Following on from the wonderful Blu-ray releases of Kotoko, the first two Tetsuo films, Tokyo Fist and Bullet Ballet, Third Window Films continues its fruitful relationship with cult Japanese filmmaker Shin’ya Tsukamoto with a high-definition remaster of his erotically charged reverie A Snake of June.
Set during the incessant downpour of Japan’s rainy season, and cast in an oppressive, yet somewhat sensual, blue-tinted monochrome hue (an aspect of the film that has received a poor showing in previous home video releases), A Snake of June is a revitalised reworking of Tsukamoto’s typical story dynamic, which revolves around a couple’s status quo being disrupted by a strange interloper. Rinko (Asuka Kurosawa), a counsellor for a hospital’s mental health call centre, is in an amicable although distant marriage with Shigehiko (novelist and occasional actor Yûji Kôtari), an overweight, balding salaryman who is more interested in obsessively scrubbing the floors and sinks of their angular apartment than in intimacy. Behaving more like good friends than lovers, they often find themselves sleeping separately. Rinko’s private acts of secret self-pleasure are caught on camera by Iguchi (played by Tsukamoto himself), a cancer sufferer who had once phoned Rinko’s call centre with thoughts of suicide. To thank Rinko for convincing him to live, Iguchi wants to return the favour by getting Rinko to open up and fully embrace her sexual curiosity, as evidenced by his voyeurism, and offers the negatives on the condition that she completes a set of public sexual tasks. Wanting to keep the scandal a secret from Shigehiko, Rinko reluctantly goes along with Iguchi’s strange form of blackmailing. What follows is a journey of carnal reawakening, for both husband and wife.

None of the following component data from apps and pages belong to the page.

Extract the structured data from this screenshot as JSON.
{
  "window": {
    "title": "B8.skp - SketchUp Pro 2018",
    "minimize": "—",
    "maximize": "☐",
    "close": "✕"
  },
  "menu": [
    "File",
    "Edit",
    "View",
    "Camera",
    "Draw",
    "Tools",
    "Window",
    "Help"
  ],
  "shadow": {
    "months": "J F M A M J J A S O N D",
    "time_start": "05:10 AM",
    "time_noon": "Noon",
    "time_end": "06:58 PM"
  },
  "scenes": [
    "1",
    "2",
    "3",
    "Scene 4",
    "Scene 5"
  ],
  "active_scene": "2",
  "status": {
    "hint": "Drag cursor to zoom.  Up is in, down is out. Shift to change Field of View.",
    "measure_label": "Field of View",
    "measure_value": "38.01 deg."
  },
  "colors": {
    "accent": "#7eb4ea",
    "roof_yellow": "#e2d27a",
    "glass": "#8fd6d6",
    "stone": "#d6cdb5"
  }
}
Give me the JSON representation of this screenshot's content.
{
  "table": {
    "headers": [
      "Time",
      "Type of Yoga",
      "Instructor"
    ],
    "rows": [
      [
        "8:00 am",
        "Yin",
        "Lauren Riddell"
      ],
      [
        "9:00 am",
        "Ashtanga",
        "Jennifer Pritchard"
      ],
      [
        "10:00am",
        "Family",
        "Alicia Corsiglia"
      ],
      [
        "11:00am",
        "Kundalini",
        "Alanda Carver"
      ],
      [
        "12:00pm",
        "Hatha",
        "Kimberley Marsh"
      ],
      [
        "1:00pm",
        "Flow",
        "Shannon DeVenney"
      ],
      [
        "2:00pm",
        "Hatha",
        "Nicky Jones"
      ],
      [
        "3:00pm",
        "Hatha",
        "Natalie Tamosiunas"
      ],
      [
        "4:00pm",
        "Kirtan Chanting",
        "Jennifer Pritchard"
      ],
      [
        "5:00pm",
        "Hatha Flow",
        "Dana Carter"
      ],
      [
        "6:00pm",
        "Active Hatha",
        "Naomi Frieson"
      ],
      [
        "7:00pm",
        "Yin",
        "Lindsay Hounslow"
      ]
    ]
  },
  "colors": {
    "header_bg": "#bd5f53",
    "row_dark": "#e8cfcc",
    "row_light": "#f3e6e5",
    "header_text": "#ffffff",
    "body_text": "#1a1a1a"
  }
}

Upon cursory inspection, Tsukamoto appears to be channelling the tropes of Japan’s long-running and not always illustrious pinku eiga (softcore sex films) industry, where sexual blackmail, public humiliation and frigid women overcoming their inhibitions are common sights. Yet, despite its subject matter, this is not exploitation but a Tsukamoto film through and through, and it is as considered and thoughtful as any of his gems from the 1990s. What’s particularly refreshing is that it feels in A Snake of June that Tsukamoto finally feels comfortable with dealing with themes of carnality, desire and the flesh in a way that is both candid and honest. He had definitely been courting these ideas for a while. Tetsuo was just as much about erupting sexual impulse as it was about erupting scrap metal, and trichotomic sexual mind games were central to Tokyo Fist and the lamentably underseen Gemini (1999). But with A Snake of June, the metal transformations, the hyperbolic bruises and the colourful dirt and rags are shed, revealing a body that is pure.
Granted, some of Tsukamoto’s fetishistic undertones do remain. The flexible, snake-like metal phallus that dances out from Iguchi’s cancerous stomach is a very deliberate callback to Tetsuo’s nightmare sequence of emasculation and sodomy. A scene where Shigehiko finds himself attending a sex-snuff show where the audience members are bound and forced to watch through a funnelled peephole over the face is an equally surreal highlight. But there is a sense of a greater thesis at work, with Tsukamoto dedicating time to both sides of the relationship’s reawakening – as demonstrated by the use of Mars and Venus gender symbols to apportion the narrative – although Rinko’s perspective ultimately wins out.
Speaking of perspective, Tsukamoto ensures that we adopt the role of voyeur as well by shooting on long lenses, isolating characters within the film’s antiquated 1.33:1 framing ratio, catching the glances of anonymous passers-by, and often having the camera peek from around corners, over walls and through windows. It reinforces the idea of the camera as a tool for penetration, both penetration of privacy and in a more sexual sense, as a taker of nude photographs philosophises at the film’s start: ‘A small camera won’t do. It has to be a big one with a flash. Otherwise you can’t make her come.’ This is put into practice later on when a horny Rinko poses and masturbates in the rain, while Iguchi, armed with a big-lensed camera, snaps away. The light from the flash gun whips across her bare flesh in volleys of ecstasy; the tinted downpour cleansing her of her fears. Tsukamoto shoots and cuts the scene like an instance of passionate lovemaking, with even Iguchi slumped back in his car after the shoot, as if spent; his use of a small, flash-less camera afterwards resembles a moment of post-coital tenderness.
A Snake of June is certainly a blue movie in more ways than one, but those looking for a no-nonsense skin flick may be disappointed. The film is a far more subtle affair, largely eschewing the show-stopping propulsion or overwrought angst that has characterised earlier Tsukamoto work, yet still intense in its own way, with a pleasant dash of mechanical weirdness. It may not be as well-known as his 1990s work, but A Snake of June shows Tsukamoto at the height of his authorial powers.
Watch the trailer: